Page and application data records
-*-*-
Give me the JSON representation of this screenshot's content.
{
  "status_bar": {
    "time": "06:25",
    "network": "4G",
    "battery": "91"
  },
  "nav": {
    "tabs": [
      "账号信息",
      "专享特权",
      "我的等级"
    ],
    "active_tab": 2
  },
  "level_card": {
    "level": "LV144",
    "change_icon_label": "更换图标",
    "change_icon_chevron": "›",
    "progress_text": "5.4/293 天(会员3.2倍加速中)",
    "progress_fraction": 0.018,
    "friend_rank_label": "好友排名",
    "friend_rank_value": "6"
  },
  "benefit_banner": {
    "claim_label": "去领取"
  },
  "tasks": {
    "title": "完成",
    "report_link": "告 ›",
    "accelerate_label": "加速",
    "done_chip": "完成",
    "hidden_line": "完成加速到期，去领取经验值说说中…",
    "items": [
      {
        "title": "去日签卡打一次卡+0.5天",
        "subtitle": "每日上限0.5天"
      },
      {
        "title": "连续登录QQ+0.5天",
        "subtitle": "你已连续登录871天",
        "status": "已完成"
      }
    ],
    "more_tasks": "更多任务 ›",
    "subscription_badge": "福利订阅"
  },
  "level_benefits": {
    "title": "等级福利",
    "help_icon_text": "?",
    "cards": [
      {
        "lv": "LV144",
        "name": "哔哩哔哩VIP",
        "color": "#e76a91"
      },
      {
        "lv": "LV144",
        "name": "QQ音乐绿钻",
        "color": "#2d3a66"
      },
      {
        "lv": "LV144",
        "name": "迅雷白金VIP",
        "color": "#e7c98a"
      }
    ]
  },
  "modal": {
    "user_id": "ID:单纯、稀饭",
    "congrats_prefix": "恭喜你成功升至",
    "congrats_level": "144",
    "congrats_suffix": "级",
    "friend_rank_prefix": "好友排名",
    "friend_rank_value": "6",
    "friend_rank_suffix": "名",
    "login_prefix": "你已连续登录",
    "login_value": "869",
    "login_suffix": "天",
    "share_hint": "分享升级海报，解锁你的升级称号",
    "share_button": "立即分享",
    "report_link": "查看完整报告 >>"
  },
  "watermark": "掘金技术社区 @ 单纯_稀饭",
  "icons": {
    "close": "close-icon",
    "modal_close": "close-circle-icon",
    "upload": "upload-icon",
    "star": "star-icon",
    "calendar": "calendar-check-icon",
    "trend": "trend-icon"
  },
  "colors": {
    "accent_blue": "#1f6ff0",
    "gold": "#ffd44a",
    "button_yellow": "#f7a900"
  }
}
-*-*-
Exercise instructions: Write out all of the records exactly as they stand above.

Response to the task:
Give me the JSON representation of this screenshot's content.
{
  "status_bar": {
    "time": "06:25",
    "network": "4G",
    "battery": "91"
  },
  "nav": {
    "tabs": [
      "账号信息",
      "专享特权",
      "我的等级"
    ],
    "active_tab": 2
  },
  "level_card": {
    "level": "LV144",
    "change_icon_label": "更换图标",
    "change_icon_chevron": "›",
    "progress_text": "5.4/293 天(会员3.2倍加速中)",
    "progress_fraction": 0.018,
    "friend_rank_label": "好友排名",
    "friend_rank_value": "6"
  },
  "benefit_banner": {
    "claim_label": "去领取"
  },
  "tasks": {
    "title": "完成",
    "report_link": "告 ›",
    "accelerate_label": "加速",
    "done_chip": "完成",
    "hidden_line": "完成加速到期，去领取经验值说说中…",
    "items": [
      {
        "title": "去日签卡打一次卡+0.5天",
        "subtitle": "每日上限0.5天"
      },
      {
        "title": "连续登录QQ+0.5天",
        "subtitle": "你已连续登录871天",
        "status": "已完成"
      }
    ],
    "more_tasks": "更多任务 ›",
    "subscription_badge": "福利订阅"
  },
  "level_benefits": {
    "title": "等级福利",
    "help_icon_text": "?",
    "cards": [
      {
        "lv": "LV144",
        "name": "哔哩哔哩VIP",
        "color": "#e76a91"
      },
      {
        "lv": "LV144",
        "name": "QQ音乐绿钻",
        "color": "#2d3a66"
      },
      {
        "lv": "LV144",
        "name": "迅雷白金VIP",
        "color": "#e7c98a"
      }
    ]
  },
  "modal": {
    "user_id": "ID:单纯、稀饭",
    "congrats_prefix": "恭喜你成功升至",
    "congrats_level": "144",
    "congrats_suffix": "级",
    "friend_rank_prefix": "好友排名",
    "friend_rank_value": "6",
    "friend_rank_suffix": "名",
    "login_prefix": "你已连续登录",
    "login_value": "869",
    "login_suffix": "天",
    "share_hint": "分享升级海报，解锁你的升级称号",
    "share_button": "立即分享",
    "report_link": "查看完整报告 >>"
  },
  "watermark": "掘金技术社区 @ 单纯_稀饭",
  "icons": {
    "close": "close-icon",
    "modal_close": "close-circle-icon",
    "upload": "upload-icon",
    "star": "star-icon",
    "calendar": "calendar-check-icon",
    "trend": "trend-icon"
  },
  "colors": {
    "accent_blue": "#1f6ff0",
    "gold": "#ffd44a",
    "button_yellow": "#f7a900"
  }
}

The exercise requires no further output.